## TASK TO CARRY OUT
Copy every line below where the string "screenshot" is found.

[Data records for software interfaces]
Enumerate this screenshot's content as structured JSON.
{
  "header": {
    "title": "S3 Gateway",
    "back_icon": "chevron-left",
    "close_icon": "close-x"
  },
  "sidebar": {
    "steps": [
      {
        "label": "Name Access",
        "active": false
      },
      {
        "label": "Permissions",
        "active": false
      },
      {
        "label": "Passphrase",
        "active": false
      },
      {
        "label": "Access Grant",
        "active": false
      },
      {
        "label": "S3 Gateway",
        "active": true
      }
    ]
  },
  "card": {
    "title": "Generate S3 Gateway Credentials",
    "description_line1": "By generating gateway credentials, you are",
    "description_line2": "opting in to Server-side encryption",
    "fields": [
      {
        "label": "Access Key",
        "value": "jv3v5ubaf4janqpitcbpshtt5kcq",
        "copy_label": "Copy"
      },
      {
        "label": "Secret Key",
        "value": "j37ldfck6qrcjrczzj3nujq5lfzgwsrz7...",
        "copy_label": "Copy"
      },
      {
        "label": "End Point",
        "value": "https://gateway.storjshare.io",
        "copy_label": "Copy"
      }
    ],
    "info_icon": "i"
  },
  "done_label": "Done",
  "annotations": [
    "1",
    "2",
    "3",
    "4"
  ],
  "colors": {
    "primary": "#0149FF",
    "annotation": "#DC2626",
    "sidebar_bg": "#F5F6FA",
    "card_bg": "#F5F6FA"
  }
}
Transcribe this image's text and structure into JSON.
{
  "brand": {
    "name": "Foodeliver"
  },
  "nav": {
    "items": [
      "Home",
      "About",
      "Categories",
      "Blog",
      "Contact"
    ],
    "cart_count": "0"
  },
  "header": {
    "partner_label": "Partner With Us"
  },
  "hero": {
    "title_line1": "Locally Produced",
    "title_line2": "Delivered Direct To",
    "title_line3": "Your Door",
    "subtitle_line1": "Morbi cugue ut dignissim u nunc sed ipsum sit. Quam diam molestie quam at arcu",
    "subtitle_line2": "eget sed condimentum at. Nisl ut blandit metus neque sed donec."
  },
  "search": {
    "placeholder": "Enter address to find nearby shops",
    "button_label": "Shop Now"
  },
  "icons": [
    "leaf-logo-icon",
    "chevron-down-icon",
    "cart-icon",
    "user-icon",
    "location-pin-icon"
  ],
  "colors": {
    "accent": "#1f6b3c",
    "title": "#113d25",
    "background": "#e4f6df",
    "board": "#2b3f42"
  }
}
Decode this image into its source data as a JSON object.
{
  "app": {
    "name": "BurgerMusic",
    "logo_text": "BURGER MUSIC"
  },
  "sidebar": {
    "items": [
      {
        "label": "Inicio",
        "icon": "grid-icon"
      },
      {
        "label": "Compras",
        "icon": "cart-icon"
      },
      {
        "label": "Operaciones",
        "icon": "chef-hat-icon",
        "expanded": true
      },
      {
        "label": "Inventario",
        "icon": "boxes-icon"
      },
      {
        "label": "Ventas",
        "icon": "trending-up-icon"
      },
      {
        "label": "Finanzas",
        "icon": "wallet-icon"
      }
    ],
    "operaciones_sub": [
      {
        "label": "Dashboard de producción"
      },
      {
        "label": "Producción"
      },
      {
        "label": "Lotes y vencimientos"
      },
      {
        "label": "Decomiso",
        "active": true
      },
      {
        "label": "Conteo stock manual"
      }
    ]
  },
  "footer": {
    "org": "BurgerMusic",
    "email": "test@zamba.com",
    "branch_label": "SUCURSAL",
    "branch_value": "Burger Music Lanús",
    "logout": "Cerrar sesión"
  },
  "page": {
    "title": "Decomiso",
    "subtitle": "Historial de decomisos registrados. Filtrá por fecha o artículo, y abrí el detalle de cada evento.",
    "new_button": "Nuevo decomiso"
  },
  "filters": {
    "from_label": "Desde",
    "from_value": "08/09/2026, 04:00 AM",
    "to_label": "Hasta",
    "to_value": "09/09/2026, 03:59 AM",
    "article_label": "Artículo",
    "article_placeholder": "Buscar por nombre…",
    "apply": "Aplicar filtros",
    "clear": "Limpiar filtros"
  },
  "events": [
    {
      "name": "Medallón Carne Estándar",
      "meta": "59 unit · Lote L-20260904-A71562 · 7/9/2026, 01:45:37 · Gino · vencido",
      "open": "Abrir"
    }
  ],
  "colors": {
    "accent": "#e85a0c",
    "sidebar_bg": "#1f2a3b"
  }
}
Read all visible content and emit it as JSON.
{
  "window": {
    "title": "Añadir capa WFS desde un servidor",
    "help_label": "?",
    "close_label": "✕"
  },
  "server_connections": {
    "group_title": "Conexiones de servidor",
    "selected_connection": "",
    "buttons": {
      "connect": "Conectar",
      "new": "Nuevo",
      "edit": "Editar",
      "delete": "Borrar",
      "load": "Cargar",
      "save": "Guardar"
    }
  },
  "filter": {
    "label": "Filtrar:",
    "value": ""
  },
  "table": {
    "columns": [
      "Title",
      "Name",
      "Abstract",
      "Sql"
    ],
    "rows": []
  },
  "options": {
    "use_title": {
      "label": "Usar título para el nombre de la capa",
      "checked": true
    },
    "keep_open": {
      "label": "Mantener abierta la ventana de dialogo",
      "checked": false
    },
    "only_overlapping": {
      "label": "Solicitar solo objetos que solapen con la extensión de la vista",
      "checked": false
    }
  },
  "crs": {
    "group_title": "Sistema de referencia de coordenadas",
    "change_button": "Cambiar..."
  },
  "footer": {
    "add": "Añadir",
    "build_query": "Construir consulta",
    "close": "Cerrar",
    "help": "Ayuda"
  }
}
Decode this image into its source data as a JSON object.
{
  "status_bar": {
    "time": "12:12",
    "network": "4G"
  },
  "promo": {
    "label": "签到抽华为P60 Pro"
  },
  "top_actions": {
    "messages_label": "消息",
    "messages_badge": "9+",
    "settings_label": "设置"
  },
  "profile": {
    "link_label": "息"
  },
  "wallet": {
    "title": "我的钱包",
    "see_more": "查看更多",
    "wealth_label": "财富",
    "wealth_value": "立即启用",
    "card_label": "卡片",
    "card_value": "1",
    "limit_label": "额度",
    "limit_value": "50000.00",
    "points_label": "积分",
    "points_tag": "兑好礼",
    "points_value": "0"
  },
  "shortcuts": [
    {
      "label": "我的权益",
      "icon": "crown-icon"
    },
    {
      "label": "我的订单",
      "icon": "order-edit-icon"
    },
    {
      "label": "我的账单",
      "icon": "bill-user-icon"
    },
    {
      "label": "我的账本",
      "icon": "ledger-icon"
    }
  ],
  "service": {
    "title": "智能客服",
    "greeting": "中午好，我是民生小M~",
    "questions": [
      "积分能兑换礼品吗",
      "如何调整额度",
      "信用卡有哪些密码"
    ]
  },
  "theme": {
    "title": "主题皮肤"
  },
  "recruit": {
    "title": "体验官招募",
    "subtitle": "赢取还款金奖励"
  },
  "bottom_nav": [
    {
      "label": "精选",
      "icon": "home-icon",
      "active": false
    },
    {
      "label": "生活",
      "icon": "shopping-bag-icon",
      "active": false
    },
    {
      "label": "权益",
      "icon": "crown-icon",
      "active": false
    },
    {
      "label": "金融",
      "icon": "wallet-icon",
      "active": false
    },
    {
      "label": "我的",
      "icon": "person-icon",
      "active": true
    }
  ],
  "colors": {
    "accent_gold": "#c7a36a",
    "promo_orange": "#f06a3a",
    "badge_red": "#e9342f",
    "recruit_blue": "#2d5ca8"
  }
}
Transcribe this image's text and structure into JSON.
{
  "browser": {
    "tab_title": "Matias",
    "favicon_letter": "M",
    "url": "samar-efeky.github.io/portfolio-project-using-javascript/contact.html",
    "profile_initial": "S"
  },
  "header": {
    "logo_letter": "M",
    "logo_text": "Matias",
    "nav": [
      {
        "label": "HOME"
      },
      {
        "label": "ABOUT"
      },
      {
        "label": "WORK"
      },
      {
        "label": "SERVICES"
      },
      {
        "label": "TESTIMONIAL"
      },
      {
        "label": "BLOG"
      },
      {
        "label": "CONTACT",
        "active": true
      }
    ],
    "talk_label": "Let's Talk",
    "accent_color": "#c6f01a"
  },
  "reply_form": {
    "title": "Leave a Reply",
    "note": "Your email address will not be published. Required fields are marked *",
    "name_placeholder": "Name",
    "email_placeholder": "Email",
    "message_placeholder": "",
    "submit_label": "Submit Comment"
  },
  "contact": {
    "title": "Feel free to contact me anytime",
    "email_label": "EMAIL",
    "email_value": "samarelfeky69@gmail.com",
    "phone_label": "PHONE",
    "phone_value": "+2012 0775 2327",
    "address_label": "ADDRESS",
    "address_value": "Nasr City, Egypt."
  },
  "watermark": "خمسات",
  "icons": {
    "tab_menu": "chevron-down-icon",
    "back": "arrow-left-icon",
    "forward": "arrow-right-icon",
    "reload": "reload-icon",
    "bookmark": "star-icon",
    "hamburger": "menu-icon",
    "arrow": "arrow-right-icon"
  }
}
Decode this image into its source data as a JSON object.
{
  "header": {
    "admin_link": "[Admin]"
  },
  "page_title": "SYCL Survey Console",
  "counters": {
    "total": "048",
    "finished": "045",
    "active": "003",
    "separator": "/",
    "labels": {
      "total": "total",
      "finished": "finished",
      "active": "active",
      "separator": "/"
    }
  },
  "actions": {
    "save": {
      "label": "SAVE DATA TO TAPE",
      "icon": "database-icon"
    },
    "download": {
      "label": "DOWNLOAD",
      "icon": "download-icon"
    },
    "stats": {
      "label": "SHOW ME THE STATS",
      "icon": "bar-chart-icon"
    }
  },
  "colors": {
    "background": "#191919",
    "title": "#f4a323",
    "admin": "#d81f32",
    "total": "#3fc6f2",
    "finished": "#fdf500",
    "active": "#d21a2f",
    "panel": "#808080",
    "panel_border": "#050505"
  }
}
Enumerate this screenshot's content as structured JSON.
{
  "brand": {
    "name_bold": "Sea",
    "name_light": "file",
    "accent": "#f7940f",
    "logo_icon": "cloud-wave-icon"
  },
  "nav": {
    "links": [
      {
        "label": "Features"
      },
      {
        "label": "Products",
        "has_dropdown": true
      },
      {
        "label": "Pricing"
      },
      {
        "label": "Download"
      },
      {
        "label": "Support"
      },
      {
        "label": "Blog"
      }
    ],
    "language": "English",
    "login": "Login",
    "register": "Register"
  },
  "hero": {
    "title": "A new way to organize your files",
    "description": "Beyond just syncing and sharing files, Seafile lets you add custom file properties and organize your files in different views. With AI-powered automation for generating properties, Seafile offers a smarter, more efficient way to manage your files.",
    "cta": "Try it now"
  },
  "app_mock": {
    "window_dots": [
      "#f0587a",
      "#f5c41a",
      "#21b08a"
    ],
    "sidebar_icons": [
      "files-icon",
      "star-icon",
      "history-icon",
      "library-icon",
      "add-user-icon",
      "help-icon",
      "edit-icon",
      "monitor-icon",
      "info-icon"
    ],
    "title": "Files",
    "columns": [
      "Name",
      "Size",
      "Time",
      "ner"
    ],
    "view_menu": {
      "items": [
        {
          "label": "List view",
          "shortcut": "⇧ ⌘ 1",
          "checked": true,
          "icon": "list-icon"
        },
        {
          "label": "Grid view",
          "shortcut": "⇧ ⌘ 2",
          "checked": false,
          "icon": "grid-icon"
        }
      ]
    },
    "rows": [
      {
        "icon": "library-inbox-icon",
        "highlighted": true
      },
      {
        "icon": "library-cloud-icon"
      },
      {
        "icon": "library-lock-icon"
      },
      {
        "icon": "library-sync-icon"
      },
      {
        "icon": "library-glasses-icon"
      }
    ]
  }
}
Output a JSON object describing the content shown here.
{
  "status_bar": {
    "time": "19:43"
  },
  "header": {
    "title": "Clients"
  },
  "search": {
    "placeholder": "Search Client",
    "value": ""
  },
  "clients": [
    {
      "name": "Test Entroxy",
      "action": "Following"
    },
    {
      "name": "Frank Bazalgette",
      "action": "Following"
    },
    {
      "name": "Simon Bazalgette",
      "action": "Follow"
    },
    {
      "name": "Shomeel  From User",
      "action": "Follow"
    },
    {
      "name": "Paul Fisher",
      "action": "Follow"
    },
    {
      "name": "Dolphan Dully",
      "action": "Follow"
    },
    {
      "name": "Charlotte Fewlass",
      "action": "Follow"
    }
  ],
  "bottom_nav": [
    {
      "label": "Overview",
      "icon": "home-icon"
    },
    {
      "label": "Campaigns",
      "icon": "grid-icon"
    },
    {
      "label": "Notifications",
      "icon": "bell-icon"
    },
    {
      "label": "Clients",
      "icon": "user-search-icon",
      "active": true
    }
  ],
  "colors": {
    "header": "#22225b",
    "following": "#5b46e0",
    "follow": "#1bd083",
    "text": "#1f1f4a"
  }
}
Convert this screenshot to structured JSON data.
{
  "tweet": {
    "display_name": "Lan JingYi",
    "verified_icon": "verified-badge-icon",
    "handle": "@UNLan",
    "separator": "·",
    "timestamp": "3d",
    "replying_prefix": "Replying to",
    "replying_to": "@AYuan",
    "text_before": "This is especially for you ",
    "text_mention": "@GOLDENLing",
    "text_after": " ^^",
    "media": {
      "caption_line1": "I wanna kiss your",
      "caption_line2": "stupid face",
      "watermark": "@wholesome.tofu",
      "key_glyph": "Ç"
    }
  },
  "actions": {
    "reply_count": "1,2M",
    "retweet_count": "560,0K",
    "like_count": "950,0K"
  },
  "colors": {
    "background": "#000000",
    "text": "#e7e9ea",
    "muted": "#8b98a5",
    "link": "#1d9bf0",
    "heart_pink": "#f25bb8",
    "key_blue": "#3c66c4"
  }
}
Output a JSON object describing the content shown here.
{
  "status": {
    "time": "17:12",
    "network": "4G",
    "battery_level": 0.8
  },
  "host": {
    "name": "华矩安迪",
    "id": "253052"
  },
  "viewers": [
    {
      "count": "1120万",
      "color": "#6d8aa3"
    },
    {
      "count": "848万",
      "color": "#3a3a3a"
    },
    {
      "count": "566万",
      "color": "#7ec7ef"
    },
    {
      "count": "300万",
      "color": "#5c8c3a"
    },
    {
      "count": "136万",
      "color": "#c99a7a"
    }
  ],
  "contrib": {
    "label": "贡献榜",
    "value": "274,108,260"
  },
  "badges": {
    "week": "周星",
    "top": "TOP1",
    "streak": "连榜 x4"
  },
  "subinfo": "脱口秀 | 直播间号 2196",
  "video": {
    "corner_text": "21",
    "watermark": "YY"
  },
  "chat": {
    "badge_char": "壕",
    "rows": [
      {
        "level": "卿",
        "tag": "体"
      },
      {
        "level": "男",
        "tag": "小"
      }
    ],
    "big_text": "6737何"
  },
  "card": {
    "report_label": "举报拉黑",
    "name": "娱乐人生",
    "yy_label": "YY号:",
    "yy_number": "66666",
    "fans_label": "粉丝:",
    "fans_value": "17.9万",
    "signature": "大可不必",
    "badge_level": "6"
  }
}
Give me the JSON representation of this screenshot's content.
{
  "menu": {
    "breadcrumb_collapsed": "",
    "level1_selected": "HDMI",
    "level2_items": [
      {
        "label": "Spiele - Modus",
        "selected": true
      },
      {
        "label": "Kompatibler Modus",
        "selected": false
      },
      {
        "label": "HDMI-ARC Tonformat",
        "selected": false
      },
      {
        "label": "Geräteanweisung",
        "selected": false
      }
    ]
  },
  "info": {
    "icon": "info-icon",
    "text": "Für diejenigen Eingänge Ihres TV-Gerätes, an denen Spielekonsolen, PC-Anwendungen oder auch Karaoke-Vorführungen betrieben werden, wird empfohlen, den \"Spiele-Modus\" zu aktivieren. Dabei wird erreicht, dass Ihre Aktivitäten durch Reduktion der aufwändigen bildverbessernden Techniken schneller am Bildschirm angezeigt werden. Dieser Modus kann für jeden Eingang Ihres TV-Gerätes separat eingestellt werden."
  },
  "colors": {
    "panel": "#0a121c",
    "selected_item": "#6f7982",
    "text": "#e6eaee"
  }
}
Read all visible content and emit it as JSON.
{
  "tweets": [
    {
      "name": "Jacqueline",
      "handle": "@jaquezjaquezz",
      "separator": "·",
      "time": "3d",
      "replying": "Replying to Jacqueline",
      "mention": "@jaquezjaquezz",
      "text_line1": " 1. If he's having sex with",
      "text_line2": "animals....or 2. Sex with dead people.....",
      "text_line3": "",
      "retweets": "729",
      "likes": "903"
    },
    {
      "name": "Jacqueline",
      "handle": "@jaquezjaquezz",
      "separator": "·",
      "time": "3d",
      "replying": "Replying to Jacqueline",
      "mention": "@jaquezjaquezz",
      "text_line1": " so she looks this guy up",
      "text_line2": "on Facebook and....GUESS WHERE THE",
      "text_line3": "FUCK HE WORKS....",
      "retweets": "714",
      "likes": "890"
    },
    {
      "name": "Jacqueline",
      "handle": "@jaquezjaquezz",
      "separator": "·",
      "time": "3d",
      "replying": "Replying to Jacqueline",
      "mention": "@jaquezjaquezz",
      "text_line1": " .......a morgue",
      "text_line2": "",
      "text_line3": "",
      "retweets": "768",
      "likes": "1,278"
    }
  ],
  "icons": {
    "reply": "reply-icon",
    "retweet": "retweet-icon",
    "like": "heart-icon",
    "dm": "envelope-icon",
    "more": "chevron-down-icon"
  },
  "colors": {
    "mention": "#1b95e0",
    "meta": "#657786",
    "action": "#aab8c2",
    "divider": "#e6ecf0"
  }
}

## ANSWER SPACE
Enumerate this screenshot's content as structured JSON.
Enumerate this screenshot's content as structured JSON.
Convert this screenshot to structured JSON data.
Give me the JSON representation of this screenshot's content.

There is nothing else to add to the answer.